The simplest answer would be that 1/48th just looks right to me. But after the jump, I’ll offer the longer version of that answer.
There have been many times when I wished I worked in 1/72nd scale. The models are smaller, they typically build up quicker, and there’s a broader selection of types, especially some of the bigger types.
And back when I was a kid I often did work in multiple scales. I’m sure like many other boys of my generation, I was not discerning about scale, or detail or accuracy. If it looked cool or fun, I bought it. In fact, going back a step further, many kits from before my time (I started building in 1974) were often in something called “box scale”. That literally meant the kit was scaled to fit in a certain box size that the kit manufacturer thought would be easy to display for retailers. It’s funny now, sometimes those kits will be re-released as part of some manufacturers “classics” or “legacy” series and they’ll calculate out its oddball scale at 1/67 or some such silliness.
When I started building; Monogram, Revell, Lindberg and a few other companies were just starting to standardize their scales. So the most normal thing to me was to see fighters in 1/48th and bombers in 1/72; that defined most of what I built. For whatever reason, I developed a particular fondness for 1/48th. That scale is sometimes called “quarter scale” (which is only a little confusing!) because one quarter inch of plastic equals a foot of reality. But I think as a kid the math had nothing to do with it, I just found myself most comfortable with that balance of size and detail.

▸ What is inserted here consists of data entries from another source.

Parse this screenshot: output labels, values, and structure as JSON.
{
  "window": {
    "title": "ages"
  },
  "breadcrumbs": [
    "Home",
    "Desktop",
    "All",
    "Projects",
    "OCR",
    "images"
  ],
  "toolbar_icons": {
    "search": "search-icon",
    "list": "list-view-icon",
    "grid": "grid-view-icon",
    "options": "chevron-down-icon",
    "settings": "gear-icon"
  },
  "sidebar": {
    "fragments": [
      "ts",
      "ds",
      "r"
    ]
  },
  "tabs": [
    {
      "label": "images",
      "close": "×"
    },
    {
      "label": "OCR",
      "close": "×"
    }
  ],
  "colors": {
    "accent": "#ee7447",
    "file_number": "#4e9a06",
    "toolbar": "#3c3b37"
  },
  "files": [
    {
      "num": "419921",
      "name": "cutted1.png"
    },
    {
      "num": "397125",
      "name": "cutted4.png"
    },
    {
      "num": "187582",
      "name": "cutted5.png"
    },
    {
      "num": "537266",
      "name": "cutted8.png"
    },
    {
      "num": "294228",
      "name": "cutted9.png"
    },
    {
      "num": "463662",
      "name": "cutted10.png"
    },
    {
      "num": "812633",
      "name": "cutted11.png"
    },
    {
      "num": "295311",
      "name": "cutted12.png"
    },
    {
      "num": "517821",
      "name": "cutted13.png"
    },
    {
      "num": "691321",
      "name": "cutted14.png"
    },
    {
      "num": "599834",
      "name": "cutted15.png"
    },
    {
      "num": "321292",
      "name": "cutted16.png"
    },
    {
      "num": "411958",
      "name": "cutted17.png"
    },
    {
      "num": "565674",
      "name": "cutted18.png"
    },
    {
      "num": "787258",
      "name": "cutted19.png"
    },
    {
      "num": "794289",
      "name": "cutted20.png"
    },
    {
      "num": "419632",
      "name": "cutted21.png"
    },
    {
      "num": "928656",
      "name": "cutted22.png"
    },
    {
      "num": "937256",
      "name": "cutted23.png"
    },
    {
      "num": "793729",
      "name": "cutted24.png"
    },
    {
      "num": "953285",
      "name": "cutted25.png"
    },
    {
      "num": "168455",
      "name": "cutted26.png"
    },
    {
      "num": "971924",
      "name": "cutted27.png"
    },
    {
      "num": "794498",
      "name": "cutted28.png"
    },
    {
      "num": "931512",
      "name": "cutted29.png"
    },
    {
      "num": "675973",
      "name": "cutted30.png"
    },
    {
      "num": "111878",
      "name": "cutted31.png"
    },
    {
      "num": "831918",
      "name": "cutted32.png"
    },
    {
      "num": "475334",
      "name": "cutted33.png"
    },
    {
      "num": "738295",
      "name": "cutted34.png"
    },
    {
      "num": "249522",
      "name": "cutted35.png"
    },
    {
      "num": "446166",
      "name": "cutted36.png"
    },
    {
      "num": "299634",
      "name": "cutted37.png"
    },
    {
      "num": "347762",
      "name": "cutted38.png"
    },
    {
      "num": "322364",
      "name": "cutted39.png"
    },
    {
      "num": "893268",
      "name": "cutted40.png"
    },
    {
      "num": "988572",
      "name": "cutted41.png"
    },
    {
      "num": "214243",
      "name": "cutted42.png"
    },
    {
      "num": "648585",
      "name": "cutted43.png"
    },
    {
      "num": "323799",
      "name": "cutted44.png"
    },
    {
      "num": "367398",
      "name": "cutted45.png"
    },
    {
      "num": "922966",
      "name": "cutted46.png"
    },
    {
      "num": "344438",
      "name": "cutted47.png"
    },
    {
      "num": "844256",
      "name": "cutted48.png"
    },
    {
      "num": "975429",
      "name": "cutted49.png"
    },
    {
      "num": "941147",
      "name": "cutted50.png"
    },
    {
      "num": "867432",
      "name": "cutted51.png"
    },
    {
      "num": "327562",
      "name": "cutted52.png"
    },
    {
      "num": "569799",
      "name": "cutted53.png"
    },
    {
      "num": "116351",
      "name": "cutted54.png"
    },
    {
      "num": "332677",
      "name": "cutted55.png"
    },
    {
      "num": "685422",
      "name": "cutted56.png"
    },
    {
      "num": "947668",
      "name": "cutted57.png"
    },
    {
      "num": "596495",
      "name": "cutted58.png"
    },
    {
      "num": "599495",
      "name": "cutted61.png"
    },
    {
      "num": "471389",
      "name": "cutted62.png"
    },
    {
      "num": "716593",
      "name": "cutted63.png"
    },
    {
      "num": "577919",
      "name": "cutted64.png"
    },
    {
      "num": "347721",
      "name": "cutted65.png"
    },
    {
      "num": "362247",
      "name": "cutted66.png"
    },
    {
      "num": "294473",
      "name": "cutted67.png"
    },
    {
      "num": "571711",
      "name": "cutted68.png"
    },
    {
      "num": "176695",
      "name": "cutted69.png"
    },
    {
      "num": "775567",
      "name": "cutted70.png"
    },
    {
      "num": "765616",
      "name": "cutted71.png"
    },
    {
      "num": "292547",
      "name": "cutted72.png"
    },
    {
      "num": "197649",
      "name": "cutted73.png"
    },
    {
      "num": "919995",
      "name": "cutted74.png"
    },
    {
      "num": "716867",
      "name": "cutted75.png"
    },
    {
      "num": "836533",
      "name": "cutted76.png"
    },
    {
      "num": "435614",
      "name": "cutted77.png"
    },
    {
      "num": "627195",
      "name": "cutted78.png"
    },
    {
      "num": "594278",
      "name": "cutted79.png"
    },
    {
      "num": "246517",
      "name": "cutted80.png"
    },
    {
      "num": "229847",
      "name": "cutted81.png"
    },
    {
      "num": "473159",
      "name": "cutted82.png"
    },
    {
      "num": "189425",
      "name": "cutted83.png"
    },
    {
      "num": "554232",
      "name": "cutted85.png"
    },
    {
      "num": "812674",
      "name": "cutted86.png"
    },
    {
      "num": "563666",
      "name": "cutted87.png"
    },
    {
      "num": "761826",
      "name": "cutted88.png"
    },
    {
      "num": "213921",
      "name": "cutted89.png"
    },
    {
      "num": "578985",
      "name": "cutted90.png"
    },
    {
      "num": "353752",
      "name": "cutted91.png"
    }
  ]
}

And as the years of my childhood hobby passed, more and more of the bigger aircraft found their way into what had become my favorite scale.
When I got back into building many years later, I quickly decided I wanted all of my subjects to be scaled correctly together side by side. It is so satisfying to my obsessive little mind to see a Mustang and Thunderbolt right next to each other and know that difference in obvious mass is appropriate and as it should be. Or if I park a 1942 Ford Sedan right next to a P-40 it’s telling something about how big both objects are. I’m not really big on figure models, but many kits have some included and I’ll occasionally paint one up, in part because no scale reference is better than a human figure.
It has struck me as unfortunate that so far, I’ve passed very little benefit of that scale consistency on to my readers! So I have decided, starting here, to start showing some of these scale differences when they strike me as particularly interesting. A rule I’ve set for myself is not to include any build in this little game until its received its own post. I know its probably silly, but I would feel bad if any project of mine made its first appearance here as a background piece in some other kit’s article.
Hopefully this will add a little more visual interest to some of my pictures too. I’m not really a diorama builder, but I do often plan out which kits will sit next to each other on my shelves quite carefully. So this will be the blog version of that.
I may, eventually do some compare/contrast sort of posts too. Things like the whole family of Mustangs, or how to tell a Zeke from an Oscar. I dream big. And this is how a grown model builder plays with his toys…